Just keep HODLing guys!!1!, we definitely didn't just lose all our money in a giant bubbleBitcoin is in the longest slump of its 10-year history. That is forcing even its most ardent supporters to shelve dreams of global disruption and focus on simply tightening their belts long enough to outlast the downturn.
Signs of the crypto winter are everywhere, marking a sharp reversal since the manic highs of 2017. The price of bitcoin Tuesday was just above $4,000, down about 80% from a trading peak of about $19,800 in December 2017. The total market value of all cryptocurrencies outstanding is down 85% from its peak in January 2018. And volumes on the largest U.S. exchanges have been falling steadily for the past 15 months, according to research firm TradeBlock.

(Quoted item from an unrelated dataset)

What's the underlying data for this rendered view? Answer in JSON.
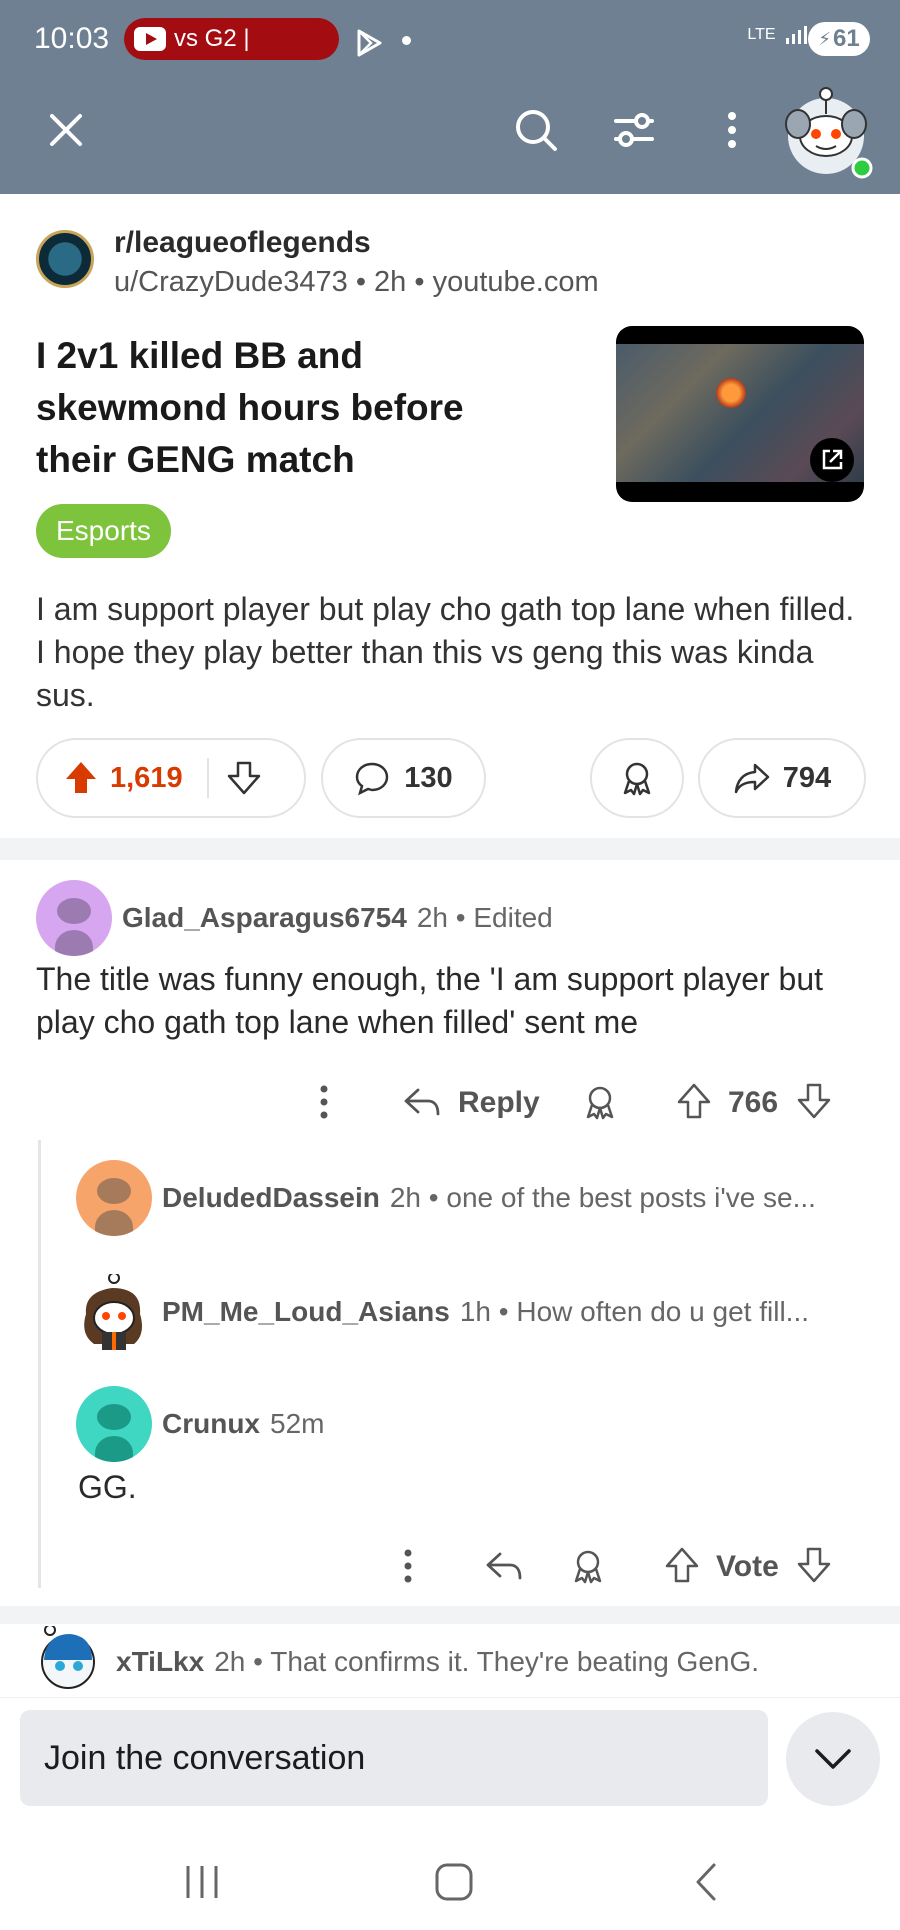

Bitcoin is still driven largely by momentum, and right now it doesn’t have it. Cryptocurrencies have struggled to attract mainstream institutional investors. Regulation is still unclear, which has scared off some potential users. Companies that have sprung up around the crypto world are under pressure until the next upswing, and crypto fans aren’t sure where that will come from or when.
To be fair, crypto markets have long been defined by choppiness. During part of 2011, the price of bitcoin dropped about 95%. The price also dropped 85% from December 2013 to January 2015, sparked by the shutdown of the Silk Road website, an online drug bazaar that used bitcoin, and problems at the teetering Mt. Gox trading exchange.
But the sector is much bigger than it was during some of those earlier swings, and it is closer than ever to becoming mainstream. Its influence today is widespread: Western governments have given it tacit or explicit acceptance and venture capitalists support it. Developers are finding ways to apply its underlying technology, blockchain, to fields as varied as supply-chain management and capital-markets trading.
“There’s still coffee,” said Eric Larchevêque, CEO of Paris-based Ledger SAS, which makes crypto-storage products that resemble thumb drives, “but you don’t have the extra nuts.” The company has cut back on some costs, like for travel and advertising, he said, though it has avoided layoffs.
Ledger raised $75 million in January 2018, and that plus product sales are enough to sustain the company, he said, but it is contingent on more austere management. “We’re trying to deal with it on a day-by-day basis,” Mr. Larchevêque said. “We want to make sure the company will still be here in 18 months.”
Revenue for bitcoin miners is also down over the past 15 months. The market for so-called initial coin offerings, which brought in $12 billion in 2018, has raised $100 million so far this year, according to research firm Diar.
“People are looking for ways to support themselves through winter,” said Galen Moore. The Boston resident recently started an open-source data-analytics project called Canary Data that he hopes to turn into a new startup, but he has also taken consulting work to pay the bills.
Dan Held, director of business development at a startup called InterChange, said that as vicious as this bear market has been, it’s not the worst.
After the Silk Road and Mt. Gox debacles, “we weren’t sure if demand would ever come back,” Mr. Held said.
One thing Mr. Held noticed during those other bleak periods: Firms that survived were the ones closest to employing trading fees, like exchanges do. InterChange focuses on back-office accounting software for trading desks, exchanges and hedge funds. “No matter what the market is doing, you still have to do your accounting,” he said.
Boaz Bechar started a data-research site called Blocktrail in 2014 and sold it to the big mining company Bitmain in 2016. Bitmain recently laid him off as part of a broader downsizing. Mr. Bechar believes that only the biggest crypto companies will be able to weather the ups and downs of a volatile industry. “The big players are going to get bigger doing what they do, and it will be a race to the top,” he said.